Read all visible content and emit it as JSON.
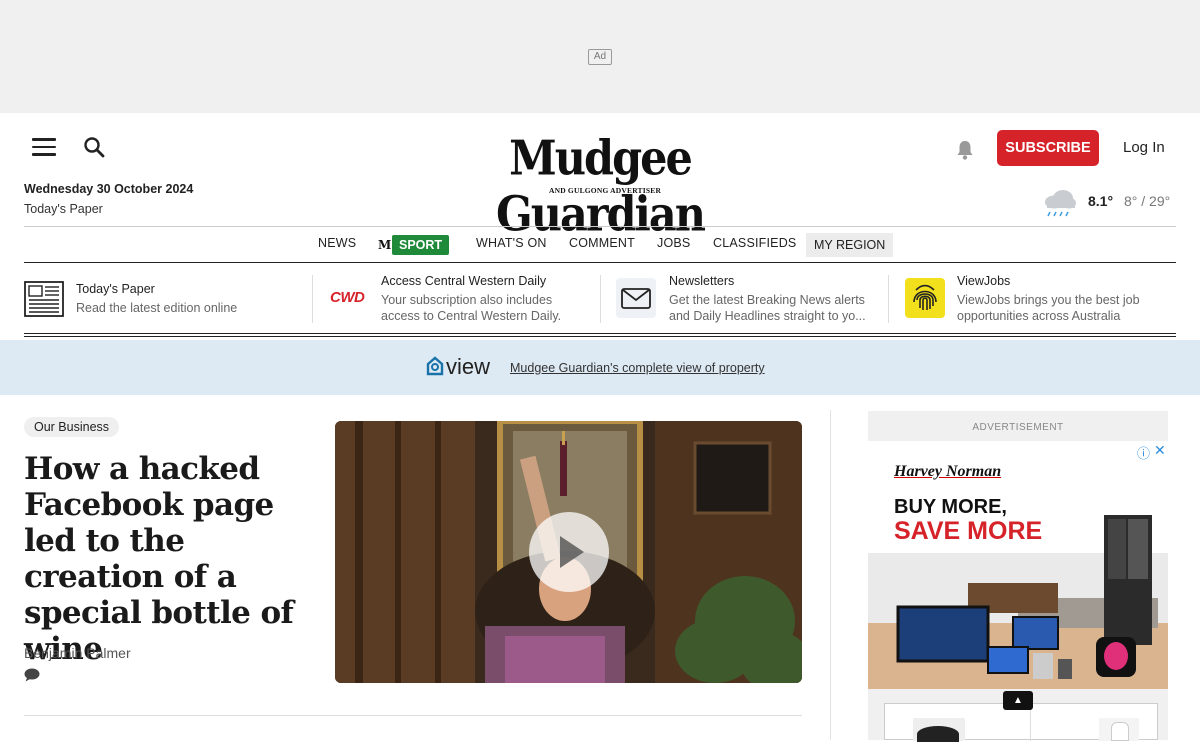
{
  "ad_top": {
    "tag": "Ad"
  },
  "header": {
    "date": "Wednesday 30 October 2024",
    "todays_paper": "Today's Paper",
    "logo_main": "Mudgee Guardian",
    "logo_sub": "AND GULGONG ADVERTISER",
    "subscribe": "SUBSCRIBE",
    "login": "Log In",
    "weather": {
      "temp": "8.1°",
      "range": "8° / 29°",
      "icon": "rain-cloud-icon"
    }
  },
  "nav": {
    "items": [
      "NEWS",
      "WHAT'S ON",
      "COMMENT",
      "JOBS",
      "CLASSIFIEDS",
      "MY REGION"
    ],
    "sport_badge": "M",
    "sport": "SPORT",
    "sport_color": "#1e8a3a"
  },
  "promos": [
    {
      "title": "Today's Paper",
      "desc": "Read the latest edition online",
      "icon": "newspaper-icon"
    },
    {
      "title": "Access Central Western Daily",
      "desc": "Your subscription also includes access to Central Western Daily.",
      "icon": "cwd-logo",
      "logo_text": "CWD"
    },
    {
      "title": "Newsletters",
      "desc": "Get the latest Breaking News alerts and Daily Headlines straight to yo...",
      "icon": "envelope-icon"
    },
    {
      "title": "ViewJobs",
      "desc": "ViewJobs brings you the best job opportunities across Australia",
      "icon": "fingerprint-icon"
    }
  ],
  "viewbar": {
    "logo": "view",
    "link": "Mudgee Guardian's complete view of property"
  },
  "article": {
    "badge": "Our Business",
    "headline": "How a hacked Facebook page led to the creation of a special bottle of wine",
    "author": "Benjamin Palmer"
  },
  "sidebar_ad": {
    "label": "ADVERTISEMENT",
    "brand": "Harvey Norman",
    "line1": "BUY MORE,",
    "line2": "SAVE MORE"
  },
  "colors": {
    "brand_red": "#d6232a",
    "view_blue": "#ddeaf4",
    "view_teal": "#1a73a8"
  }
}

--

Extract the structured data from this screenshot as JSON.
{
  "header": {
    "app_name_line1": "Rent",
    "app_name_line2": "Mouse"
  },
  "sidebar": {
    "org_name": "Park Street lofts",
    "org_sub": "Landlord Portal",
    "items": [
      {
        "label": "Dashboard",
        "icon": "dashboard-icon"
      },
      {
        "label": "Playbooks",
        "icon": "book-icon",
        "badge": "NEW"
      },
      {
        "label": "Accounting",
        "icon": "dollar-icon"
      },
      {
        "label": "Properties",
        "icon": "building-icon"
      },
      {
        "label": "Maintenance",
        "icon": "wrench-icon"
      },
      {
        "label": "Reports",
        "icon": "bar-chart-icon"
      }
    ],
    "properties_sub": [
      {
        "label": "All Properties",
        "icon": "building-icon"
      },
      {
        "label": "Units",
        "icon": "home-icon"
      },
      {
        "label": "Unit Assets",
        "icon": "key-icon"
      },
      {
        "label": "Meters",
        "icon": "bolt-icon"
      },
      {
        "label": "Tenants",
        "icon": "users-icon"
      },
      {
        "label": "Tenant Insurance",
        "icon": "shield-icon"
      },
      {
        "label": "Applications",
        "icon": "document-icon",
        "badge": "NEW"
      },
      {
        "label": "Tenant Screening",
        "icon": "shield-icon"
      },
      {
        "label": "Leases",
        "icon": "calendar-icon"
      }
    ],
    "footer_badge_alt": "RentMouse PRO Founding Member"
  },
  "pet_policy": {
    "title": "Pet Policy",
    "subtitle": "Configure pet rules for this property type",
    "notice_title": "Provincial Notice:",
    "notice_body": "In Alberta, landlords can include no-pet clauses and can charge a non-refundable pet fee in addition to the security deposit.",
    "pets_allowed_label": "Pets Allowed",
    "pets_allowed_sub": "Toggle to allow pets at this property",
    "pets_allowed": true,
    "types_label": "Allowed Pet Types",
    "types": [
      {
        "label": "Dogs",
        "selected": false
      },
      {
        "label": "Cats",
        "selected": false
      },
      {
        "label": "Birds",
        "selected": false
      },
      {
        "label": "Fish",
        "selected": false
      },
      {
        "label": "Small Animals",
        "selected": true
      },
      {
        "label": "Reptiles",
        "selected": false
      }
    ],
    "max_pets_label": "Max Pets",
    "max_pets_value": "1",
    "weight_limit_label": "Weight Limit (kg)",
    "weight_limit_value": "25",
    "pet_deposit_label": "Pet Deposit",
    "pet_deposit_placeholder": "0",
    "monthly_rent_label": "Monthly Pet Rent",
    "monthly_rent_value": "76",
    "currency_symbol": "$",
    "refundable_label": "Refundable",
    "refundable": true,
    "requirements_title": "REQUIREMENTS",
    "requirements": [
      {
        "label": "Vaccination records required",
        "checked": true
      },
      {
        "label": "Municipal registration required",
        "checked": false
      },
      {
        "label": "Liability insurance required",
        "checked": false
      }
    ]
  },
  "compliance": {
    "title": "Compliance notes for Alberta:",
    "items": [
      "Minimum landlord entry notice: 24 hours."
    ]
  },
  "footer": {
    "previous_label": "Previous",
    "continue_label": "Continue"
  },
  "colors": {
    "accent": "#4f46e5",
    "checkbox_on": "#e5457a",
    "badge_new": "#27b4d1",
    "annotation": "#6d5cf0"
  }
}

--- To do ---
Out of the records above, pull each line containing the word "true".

--- Solution ---
    "pets_allowed": true,
        "selected": true
    "refundable": true,
        "checked": true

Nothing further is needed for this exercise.